Do you ever regret taking on so many things: restaurants, books, food demos, charities? There are days when I think it's so nice to be cooking rather than doing all the restaurateur stuff. But not really.
ABOUT PETER GORDON
Peter Gordon is rightly known as the king of fusion cooking. Few chefs understand better the art of marrying different food cultures, or practice that art so skilfully or consistently.
He made his name in his native New Zealand as head chef of Wellington's Sugar Club in 1986, as the first chef to create an Asian-influenced menu in New Zealand.
When its owners transferred the restaurant to London in the late 1990s, he made it one of the hottest tickets on the London restaurant scene.

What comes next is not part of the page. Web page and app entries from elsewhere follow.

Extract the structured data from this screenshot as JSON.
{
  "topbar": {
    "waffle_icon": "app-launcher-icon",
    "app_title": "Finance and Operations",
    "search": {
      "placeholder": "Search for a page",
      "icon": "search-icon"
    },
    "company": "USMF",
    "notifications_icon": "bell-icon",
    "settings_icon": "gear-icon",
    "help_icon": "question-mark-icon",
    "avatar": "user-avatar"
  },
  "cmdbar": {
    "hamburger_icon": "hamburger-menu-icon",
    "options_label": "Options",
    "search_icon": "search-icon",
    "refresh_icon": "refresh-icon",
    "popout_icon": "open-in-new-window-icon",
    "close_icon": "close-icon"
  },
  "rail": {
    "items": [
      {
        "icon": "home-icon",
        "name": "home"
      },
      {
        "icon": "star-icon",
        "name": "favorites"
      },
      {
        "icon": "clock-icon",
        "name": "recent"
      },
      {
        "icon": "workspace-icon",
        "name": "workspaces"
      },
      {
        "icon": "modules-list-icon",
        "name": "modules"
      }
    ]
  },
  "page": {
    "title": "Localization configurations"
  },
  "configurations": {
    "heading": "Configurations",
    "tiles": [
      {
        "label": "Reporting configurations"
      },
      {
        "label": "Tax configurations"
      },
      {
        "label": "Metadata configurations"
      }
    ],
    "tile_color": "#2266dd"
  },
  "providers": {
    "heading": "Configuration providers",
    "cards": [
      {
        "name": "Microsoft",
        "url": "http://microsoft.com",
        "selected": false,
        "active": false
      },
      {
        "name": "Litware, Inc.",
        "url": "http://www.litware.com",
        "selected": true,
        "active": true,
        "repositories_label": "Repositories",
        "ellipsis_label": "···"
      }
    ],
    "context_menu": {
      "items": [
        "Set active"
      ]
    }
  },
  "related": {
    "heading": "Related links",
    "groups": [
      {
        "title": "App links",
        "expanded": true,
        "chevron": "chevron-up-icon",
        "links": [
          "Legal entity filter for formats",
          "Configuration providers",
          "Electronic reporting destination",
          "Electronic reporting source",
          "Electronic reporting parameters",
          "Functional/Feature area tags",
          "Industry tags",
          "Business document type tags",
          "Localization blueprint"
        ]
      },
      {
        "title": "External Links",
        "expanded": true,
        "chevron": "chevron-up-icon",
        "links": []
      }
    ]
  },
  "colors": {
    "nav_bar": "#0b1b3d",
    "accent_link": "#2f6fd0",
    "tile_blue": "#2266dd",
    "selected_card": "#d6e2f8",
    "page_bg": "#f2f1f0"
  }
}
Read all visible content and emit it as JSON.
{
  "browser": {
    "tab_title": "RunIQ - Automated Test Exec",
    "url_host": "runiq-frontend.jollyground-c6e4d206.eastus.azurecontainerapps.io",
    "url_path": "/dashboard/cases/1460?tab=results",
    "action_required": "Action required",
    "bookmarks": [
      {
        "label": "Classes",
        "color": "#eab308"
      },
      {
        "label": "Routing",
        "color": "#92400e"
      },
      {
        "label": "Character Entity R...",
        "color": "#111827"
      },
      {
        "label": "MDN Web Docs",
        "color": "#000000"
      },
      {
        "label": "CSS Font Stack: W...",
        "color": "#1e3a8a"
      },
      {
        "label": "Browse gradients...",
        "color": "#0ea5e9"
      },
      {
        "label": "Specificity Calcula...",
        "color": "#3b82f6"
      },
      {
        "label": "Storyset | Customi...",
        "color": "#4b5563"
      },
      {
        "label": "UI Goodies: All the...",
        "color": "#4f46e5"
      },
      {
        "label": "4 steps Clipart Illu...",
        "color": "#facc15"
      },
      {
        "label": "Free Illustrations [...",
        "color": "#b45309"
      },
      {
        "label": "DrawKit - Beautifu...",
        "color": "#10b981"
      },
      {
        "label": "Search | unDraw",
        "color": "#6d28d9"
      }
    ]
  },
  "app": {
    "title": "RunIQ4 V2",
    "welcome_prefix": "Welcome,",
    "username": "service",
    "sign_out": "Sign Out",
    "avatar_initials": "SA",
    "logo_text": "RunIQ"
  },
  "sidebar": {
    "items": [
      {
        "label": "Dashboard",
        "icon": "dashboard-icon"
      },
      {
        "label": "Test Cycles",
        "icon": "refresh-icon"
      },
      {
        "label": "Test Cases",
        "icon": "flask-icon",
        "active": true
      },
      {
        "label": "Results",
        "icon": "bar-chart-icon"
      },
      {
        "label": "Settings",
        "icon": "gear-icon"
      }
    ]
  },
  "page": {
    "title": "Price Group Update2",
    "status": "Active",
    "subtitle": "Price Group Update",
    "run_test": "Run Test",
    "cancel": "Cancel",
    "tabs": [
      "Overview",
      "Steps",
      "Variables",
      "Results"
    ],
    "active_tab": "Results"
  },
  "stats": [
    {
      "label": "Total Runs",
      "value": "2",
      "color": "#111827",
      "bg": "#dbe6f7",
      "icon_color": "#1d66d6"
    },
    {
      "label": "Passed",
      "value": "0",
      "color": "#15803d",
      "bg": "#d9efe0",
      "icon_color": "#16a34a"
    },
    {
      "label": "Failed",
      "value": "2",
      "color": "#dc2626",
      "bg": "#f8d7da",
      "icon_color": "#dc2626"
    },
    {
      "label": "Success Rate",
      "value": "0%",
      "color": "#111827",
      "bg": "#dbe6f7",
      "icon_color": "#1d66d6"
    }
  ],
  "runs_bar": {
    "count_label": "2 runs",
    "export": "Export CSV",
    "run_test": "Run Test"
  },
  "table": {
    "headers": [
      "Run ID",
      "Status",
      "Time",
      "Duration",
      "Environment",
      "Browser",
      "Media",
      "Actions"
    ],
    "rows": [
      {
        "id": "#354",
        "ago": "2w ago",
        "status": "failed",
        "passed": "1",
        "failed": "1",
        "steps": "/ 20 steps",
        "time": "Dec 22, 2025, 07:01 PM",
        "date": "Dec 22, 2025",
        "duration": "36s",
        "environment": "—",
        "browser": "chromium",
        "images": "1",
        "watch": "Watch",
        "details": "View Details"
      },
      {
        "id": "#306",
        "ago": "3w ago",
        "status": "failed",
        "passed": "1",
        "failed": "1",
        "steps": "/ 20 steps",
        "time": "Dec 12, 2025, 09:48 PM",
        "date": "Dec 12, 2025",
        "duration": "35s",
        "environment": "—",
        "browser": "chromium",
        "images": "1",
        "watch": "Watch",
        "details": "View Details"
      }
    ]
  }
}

He left the Sugar Club to launch his own restaurant, The Providores and Tapa Room in London's Marylebone High Street, in 2001, quickly picking up a Catey Newcomer of the Year in 2004. He also became executive chef for burger chain GBK in 2001 and helped develop the menu. Since then, he's opened a second London restaurant, Kopapa (2010); and helped to open the tapas-influenced Bellota back home in New Zealand.
In August this year he revived the Sugar Club branding when he launched a new restaurant bearing the name in Auckland.
THE PETER GORDON EMPIRE
The Providores and Tapa Room, Marylebone High Street
Restaurant style Fine dining upstairs, â¨café/bistro New Zealand-style downstairs
Awards Include 2004 Catey Newcomer of â¨the Year
Business partner Michael McGrath (originally also Jeremy Leeming and Anna Hansen)
Kopapa, Seven Dials
Restaurant style All-day dining café, bar â¨and restaurant
Awards Include 2011 Best Menu - London Restaurant Festival
Partners Michael McGrath, Adam Wills, Brandon Allen
â¨Sugar Club, Sky Tower, Auckland
Opened August 2013
Restaurant style Fine dining with views
Backers/owners SKYCITY Entertainment Group
Bellota, SKYCITY, Auckland
Restaurant style Spanish tapas bar and restaurant
Awards Include Metro Best of Auckland, 2010 Best Tapas Bar.
Backers/owners SKYCITY Entertainment Group
â¨Changa and Muzedechanga
Restaurant style Modern Turkish fusion. Muzedechanga, a smaller sister restaurant housed at the Sakip Sabanci museum, â¨opened in 2005.
Awards Include Wallpaper Design award 2007
Backers/owners Tarik Bayazit and Savas Ertunc
Photography by Manja Wachsmuth and Jonathan Gregson